◆ **Work to be completed**: In the records, each line holding "handle" must be reported.

◆ **Task input**:

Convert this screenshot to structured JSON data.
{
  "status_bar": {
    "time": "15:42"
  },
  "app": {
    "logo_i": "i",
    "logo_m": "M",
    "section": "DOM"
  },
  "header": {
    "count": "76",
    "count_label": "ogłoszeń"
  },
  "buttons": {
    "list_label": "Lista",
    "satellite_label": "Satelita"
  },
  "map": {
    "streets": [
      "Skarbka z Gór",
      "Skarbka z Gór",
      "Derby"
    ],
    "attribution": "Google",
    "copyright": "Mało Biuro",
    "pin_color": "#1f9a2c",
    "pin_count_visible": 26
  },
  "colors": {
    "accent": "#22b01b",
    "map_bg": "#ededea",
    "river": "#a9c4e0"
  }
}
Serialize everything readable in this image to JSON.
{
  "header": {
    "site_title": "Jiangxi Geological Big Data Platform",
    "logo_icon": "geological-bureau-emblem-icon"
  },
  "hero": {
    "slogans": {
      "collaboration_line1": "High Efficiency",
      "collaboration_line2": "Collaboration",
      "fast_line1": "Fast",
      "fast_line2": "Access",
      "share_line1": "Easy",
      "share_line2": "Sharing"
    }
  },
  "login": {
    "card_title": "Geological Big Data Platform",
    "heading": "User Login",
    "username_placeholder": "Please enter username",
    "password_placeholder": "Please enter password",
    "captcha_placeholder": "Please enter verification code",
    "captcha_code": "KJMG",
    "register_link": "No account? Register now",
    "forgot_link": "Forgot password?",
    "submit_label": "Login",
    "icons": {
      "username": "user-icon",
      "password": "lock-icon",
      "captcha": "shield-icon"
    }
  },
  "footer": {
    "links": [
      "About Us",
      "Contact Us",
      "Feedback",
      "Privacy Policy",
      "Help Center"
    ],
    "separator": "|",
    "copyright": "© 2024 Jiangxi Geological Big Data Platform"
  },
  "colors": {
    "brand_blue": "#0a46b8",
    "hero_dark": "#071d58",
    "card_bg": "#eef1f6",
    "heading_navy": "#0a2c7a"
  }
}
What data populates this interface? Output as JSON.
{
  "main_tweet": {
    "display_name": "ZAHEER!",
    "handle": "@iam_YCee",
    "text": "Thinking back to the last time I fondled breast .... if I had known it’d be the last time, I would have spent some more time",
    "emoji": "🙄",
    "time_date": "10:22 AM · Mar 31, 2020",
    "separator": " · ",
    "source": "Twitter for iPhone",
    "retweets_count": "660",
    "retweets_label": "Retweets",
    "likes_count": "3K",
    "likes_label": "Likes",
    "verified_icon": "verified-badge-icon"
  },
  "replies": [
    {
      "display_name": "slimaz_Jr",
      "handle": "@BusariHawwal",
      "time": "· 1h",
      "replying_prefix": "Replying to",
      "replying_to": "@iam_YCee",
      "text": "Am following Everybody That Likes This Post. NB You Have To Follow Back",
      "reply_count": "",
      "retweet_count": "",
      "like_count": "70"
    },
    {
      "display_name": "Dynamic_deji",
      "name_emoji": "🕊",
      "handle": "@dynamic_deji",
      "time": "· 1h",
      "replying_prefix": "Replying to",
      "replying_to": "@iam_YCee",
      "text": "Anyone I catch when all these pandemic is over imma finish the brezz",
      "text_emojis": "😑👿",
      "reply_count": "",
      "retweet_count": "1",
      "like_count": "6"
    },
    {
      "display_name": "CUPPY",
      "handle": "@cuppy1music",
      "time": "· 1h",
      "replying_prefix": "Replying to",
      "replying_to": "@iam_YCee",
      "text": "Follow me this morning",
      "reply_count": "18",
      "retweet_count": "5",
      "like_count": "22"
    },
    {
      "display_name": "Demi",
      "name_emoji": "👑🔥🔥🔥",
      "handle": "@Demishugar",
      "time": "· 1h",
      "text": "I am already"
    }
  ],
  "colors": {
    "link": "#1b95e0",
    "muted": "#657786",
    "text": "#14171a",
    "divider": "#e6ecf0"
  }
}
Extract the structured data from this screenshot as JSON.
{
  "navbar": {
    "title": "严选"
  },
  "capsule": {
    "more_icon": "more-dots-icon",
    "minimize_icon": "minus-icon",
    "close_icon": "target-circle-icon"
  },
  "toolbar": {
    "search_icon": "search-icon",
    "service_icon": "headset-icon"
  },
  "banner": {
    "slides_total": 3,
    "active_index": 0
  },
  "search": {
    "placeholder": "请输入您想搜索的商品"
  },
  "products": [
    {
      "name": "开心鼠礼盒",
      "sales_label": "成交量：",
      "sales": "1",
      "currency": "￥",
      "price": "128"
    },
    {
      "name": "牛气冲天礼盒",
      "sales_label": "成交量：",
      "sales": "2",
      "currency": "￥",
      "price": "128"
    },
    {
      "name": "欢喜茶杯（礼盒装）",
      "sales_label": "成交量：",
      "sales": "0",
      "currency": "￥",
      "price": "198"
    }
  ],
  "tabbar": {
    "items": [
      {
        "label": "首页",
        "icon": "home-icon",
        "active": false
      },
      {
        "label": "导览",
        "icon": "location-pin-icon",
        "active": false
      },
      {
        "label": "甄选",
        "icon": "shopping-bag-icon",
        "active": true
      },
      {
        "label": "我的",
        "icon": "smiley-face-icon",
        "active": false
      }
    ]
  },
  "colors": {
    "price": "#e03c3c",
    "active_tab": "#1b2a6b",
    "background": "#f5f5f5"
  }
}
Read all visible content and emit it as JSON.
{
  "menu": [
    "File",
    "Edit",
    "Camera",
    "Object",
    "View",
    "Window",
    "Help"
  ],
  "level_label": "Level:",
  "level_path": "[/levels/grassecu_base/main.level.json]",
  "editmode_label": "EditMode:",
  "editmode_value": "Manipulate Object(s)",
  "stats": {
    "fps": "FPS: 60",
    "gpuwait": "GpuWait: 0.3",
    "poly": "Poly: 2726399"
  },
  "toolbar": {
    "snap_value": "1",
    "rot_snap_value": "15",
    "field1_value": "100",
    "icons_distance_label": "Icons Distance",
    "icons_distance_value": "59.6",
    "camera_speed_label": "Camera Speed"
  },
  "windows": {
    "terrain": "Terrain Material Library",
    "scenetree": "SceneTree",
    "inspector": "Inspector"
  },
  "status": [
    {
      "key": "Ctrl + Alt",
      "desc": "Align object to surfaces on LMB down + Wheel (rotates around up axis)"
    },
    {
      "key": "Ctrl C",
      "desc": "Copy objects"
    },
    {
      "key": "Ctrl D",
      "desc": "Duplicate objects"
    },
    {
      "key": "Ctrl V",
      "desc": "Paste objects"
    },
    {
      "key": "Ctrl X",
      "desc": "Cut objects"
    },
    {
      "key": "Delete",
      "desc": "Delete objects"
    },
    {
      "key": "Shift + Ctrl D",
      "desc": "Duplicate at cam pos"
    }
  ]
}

◆ **Solution for this task**:
    "handle": "@iam_YCee",
      "handle": "@BusariHawwal",
      "handle": "@dynamic_deji",
      "handle": "@cuppy1music",
      "handle": "@Demishugar",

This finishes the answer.